$3 Billion for Substance Abuse and Mental Health Services Administration (SAMHSA) Block Grant Programs. SAMHSA administers two federal grant programs—the Community Mental Health Services Block Grant and the Substance Abuse Prevention and Treatment Block Grant—which provide formula-based grant funding to states for mental health and substance use treatment, respectively. The ARP Act makes available $1.5 billion in funding nationwide for each program, for a total of $3 billion. About $200 million will be allocated to California for each program, for a total of $400 million.
$900 Million for Other Behavioral Health Programs. The ARP Act makes available about $900 million in funding nationwide for other behavioral health programs to respond to the COVID-19 pandemic. For example, this funding includes (1) $420 million to expand a program which certifies community behavioral health clinics so they can receive an enhanced federal reimbursement rate, (2) $100 million for a program intended to increase the number of behavioral health practitioners nationwide, and (3) $80 million for a program intended to promote behavioral health integration in pediatric primary care through telehealth. Of this $900 million, we estimate the amount that will be provided to California to be in the tens of millions of dollars.
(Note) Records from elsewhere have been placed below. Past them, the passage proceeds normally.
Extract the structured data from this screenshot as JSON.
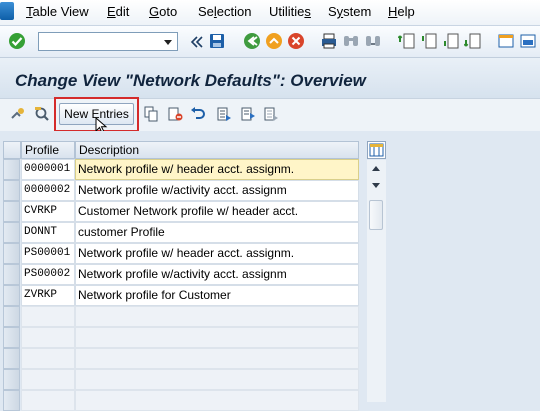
{
  "menubar": {
    "items": [
      {
        "pre": "",
        "ul": "T",
        "post": "able View"
      },
      {
        "pre": "",
        "ul": "E",
        "post": "dit"
      },
      {
        "pre": "",
        "ul": "G",
        "post": "oto"
      },
      {
        "pre": "Se",
        "ul": "l",
        "post": "ection"
      },
      {
        "pre": "Utilitie",
        "ul": "s",
        "post": ""
      },
      {
        "pre": "S",
        "ul": "y",
        "post": "stem"
      },
      {
        "pre": "",
        "ul": "H",
        "post": "elp"
      }
    ]
  },
  "command_field": {
    "value": ""
  },
  "title": "Change View \"Network Defaults\": Overview",
  "app_toolbar": {
    "new_entries_label": "New Entries"
  },
  "table": {
    "headers": {
      "profile": "Profile",
      "description": "Description"
    },
    "rows": [
      {
        "profile": "0000001",
        "description": "Network profile w/ header acct. assignm."
      },
      {
        "profile": "0000002",
        "description": "Network profile w/activity acct. assignm"
      },
      {
        "profile": "CVRKP",
        "description": "Customer Network profile w/ header acct."
      },
      {
        "profile": "DONNT",
        "description": "customer Profile"
      },
      {
        "profile": "PS00001",
        "description": "Network profile w/ header acct. assignm."
      },
      {
        "profile": "PS00002",
        "description": "Network profile w/activity acct. assignm"
      },
      {
        "profile": "ZVRKP",
        "description": "Network profile for Customer"
      }
    ]
  },
  "colors": {
    "highlight_outline": "#d42b2b",
    "selected_cell": "#fff5c8"
  }
}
Enhanced Federal Funding for Mobile Crisis Services. The ARP Act makes available an option for states to receive enhanced federal funding—85 percent of costs—through Medicaid for mobile crisis intervention services for beneficiaries experiencing a behavioral health crisis. The ARP Act also makes available $15 million in planning grant funding available nationwide for states to develop strategies (such as Medicaid state plan amendments or amendments to federal Medicaid waivers) for adding mobile crisis services to their state Medicaid programs. Furthermore, the ARP Act requires that the increased funding shall supplement, and not supplant, the level of state funding for mobile crisis services just prior to implementation of this new Medicaid option.
In California, counties are responsible for providing behavioral health services for Medicaid beneficiaries with severe behavioral health needs (and for providing the nonfederal share of cost for these services in most cases). Currently, counties are able to receive federal reimbursement through Medicaid for crisis intervention services provided in the community. However, the extent to which they elect to establish mobile crisis teams to provide these crisis intervention services is unclear. (We note that in 2013, the state established a grant program—funded through the Mental Health Services Fund—which provided funding to counties that could be used to establish these mobile crisis teams.) Similar to our earlier discussion on enhanced federal funding for HBCS, we have a few outstanding questions about this new enhanced federal funding opportunity. These include (1) whether the mobile crisis services referenced by the ARP Act are directly comparable to the current crisis intervention services provided by California counties in the community, (2) whether the state would be required to submit a Medicaid state plan amendment or an amendment to a federal Medicaid waiver to access this enhanced federal funding, and (3) how the ARP Act’s non-supplantation language—which references the level of state funding—would be applied to California (since counties provide most of the nonfederal share of funding for these services). Given these questions, we are unable at this time to estimate a fiscal impact to California of this new opportunity for enhanced federal funding.